Forests play a major role in reducing greenhouse gases because the trees absorb carbon dioxide from the air and store it in their trunks, branches and roots. The process “sequesters” carbon that, left unchecked, would go into the atmosphere and contribute to global climate change. For the owners of forestland, revenue from the carbon offsets purchased by large utilities, industrial operations, oil companies and others means they no longer need to rely on timber harvesting for income.
Adams said Clean Tech Advocates keeps clients on the cutting edge of new developments in the climate change arena.
“New opportunities emerge almost every day in the California carbon market, both for those who need emissions credits and for those interested in providing carbon offsets,” said Adams. “Right at the end of 2014, for example, the ARB approved a staff proposal that would allow rice farmers to sell offset credits on the carbon market.”
Adams said the ARB action means farmers soon may participate in the process and earn new income for reducing greenhouse gases by using agricultural practices that benefit the environment. “Like protecting our forests, it is a win-win,” noted Adams.
Clean Tech Advocates can help find the right opportunities.
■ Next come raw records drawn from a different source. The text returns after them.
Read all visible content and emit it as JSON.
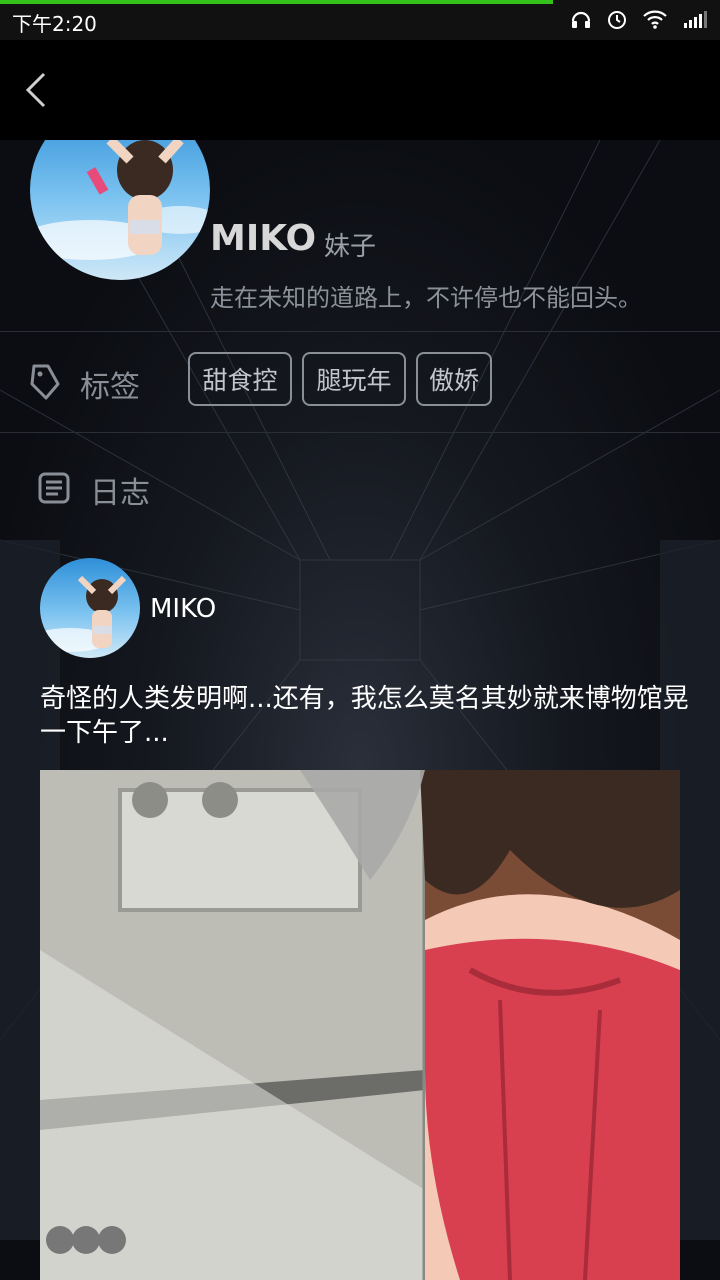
{
  "status_bar": {
    "time": "下午2:20",
    "icons": [
      "headset-icon",
      "alarm-icon",
      "wifi-icon",
      "signal-icon"
    ]
  },
  "profile": {
    "name": "MIKO",
    "gender": "妹子",
    "motto": "走在未知的道路上，不许停也不能回头。"
  },
  "tags": {
    "label": "标签",
    "items": [
      "甜食控",
      "腿玩年",
      "傲娇"
    ]
  },
  "journal": {
    "label": "日志",
    "post": {
      "user": "MIKO",
      "text": "奇怪的人类发明啊...还有，我怎么莫名其妙就来博物馆晃一下午了..."
    }
  },
  "colors": {
    "progress": "#35c11b",
    "background": "#0b0e14",
    "chip_border": "#8a8f97"
  }
}
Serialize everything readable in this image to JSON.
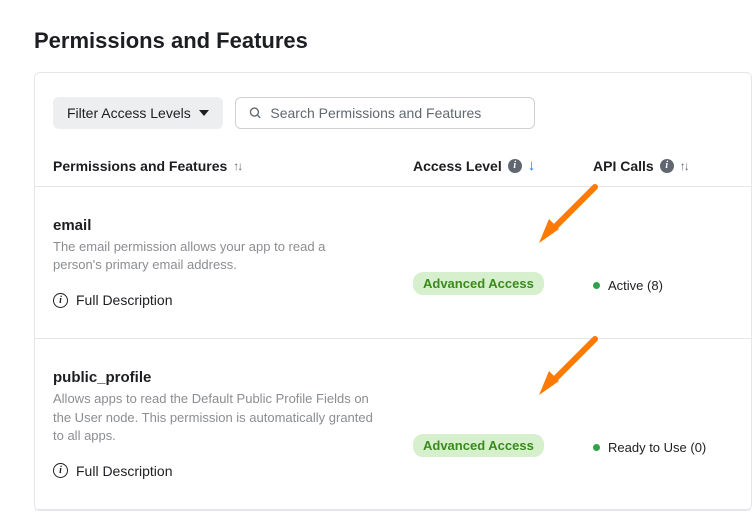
{
  "title": "Permissions and Features",
  "controls": {
    "filter_label": "Filter Access Levels",
    "search_placeholder": "Search Permissions and Features"
  },
  "columns": {
    "name": "Permissions and Features",
    "access": "Access Level",
    "api": "API Calls"
  },
  "full_description_label": "Full Description",
  "rows": [
    {
      "name": "email",
      "desc": "The email permission allows your app to read a person's primary email address.",
      "access_badge": "Advanced Access",
      "api_status": "Active (8)"
    },
    {
      "name": "public_profile",
      "desc": "Allows apps to read the Default Public Profile Fields on the User node. This permission is automatically granted to all apps.",
      "access_badge": "Advanced Access",
      "api_status": "Ready to Use (0)"
    }
  ]
}
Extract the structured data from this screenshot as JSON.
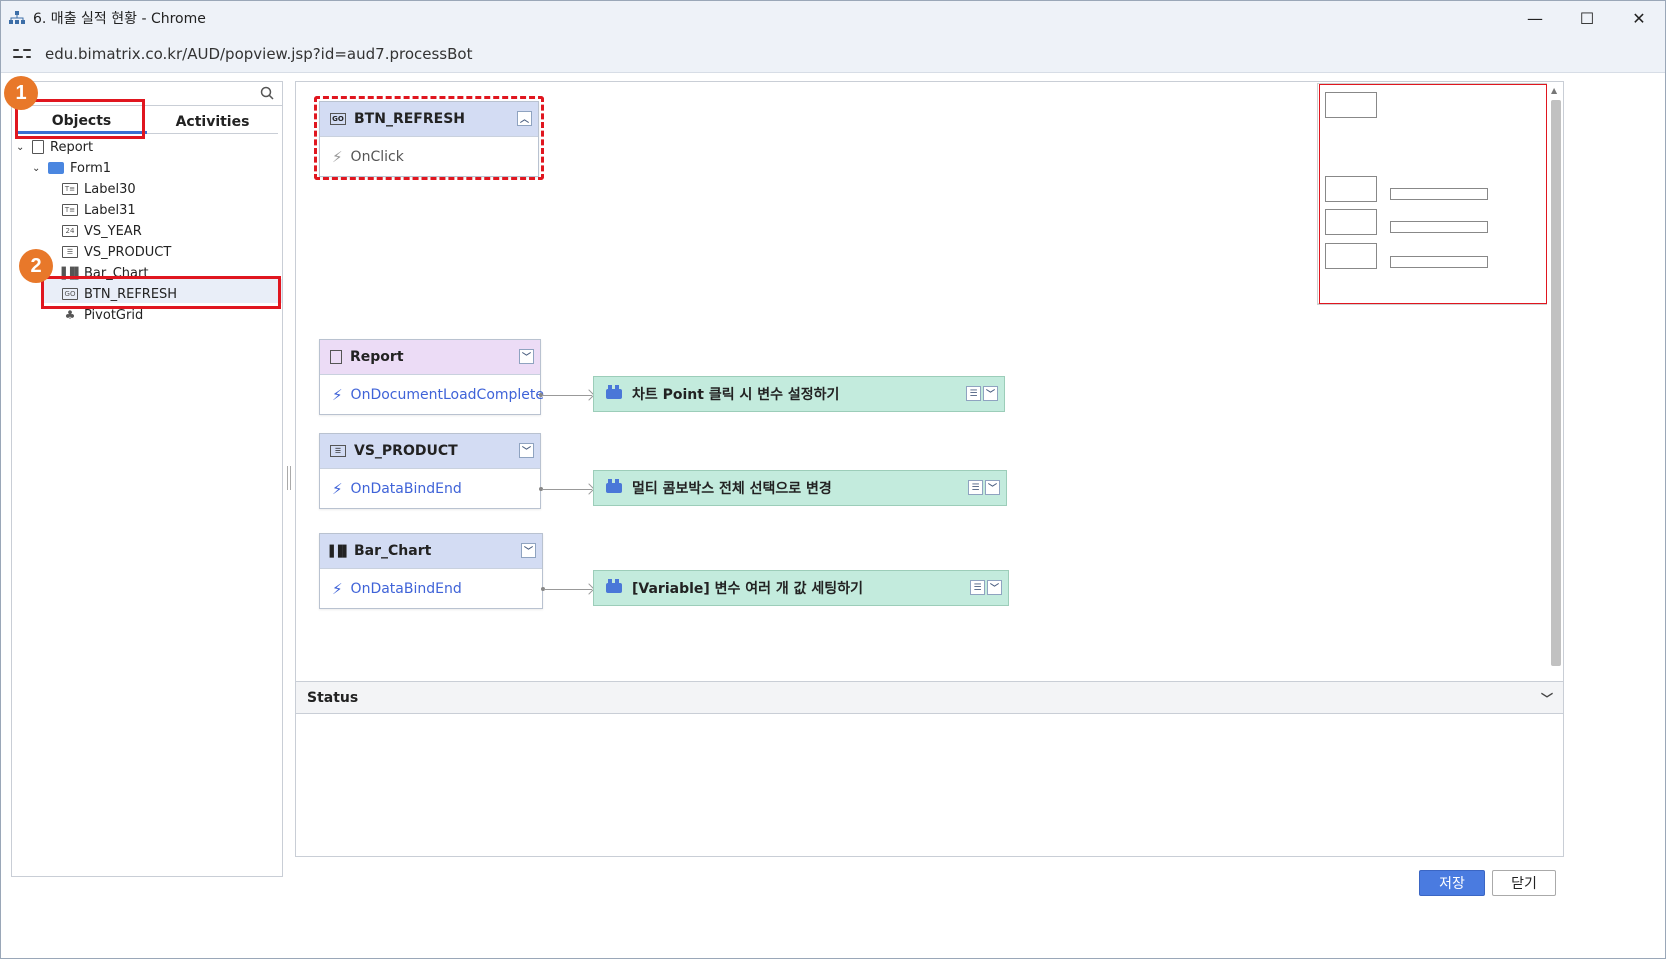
{
  "window": {
    "title": "6. 매출 실적 현황 - Chrome",
    "url": "edu.bimatrix.co.kr/AUD/popview.jsp?id=aud7.processBot"
  },
  "left": {
    "tabs": [
      {
        "label": "Objects",
        "active": true
      },
      {
        "label": "Activities",
        "active": false
      }
    ],
    "badges": [
      "1",
      "2"
    ],
    "tree": [
      {
        "label": "Report",
        "icon": "document-icon"
      },
      {
        "label": "Form1",
        "icon": "folder-icon"
      },
      {
        "label": "Label30",
        "icon": "label-icon"
      },
      {
        "label": "Label31",
        "icon": "label-icon"
      },
      {
        "label": "VS_YEAR",
        "icon": "calendar-icon"
      },
      {
        "label": "VS_PRODUCT",
        "icon": "combobox-icon"
      },
      {
        "label": "Bar_Chart",
        "icon": "bar-chart-icon"
      },
      {
        "label": "BTN_REFRESH",
        "icon": "button-icon",
        "selected": true
      },
      {
        "label": "PivotGrid",
        "icon": "pivot-icon"
      }
    ]
  },
  "canvas": {
    "objects": [
      {
        "name": "BTN_REFRESH",
        "event": "OnClick",
        "icon": "button-icon"
      },
      {
        "name": "Report",
        "event": "OnDocumentLoadComplete",
        "icon": "document-icon",
        "activity": "차트 Point 클릭 시 변수 설정하기"
      },
      {
        "name": "VS_PRODUCT",
        "event": "OnDataBindEnd",
        "icon": "combobox-icon",
        "activity": "멀티 콤보박스 전체 선택으로 변경"
      },
      {
        "name": "Bar_Chart",
        "event": "OnDataBindEnd",
        "icon": "bar-chart-icon",
        "activity": "[Variable] 변수 여러 개 값 세팅하기"
      }
    ]
  },
  "status": {
    "title": "Status"
  },
  "footer": {
    "save_label": "저장",
    "close_label": "닫기"
  },
  "colors": {
    "accent": "#4a7be0",
    "highlight": "#e0161f",
    "activity_bg": "#c3ebdd",
    "badge": "#e8782a"
  }
}
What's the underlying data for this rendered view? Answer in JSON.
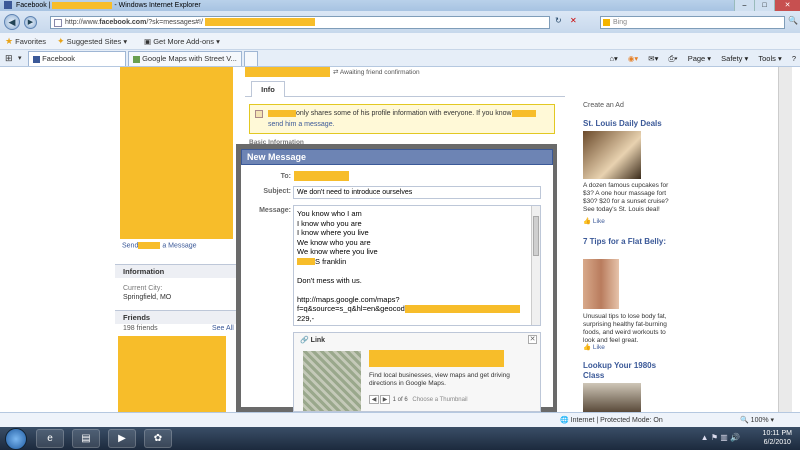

For more information, contact Linda Adams, James Boyd, Elaine Berghausen or Patrick Leathers at 916-503-1600, or go to www.cleantechadvocates.com.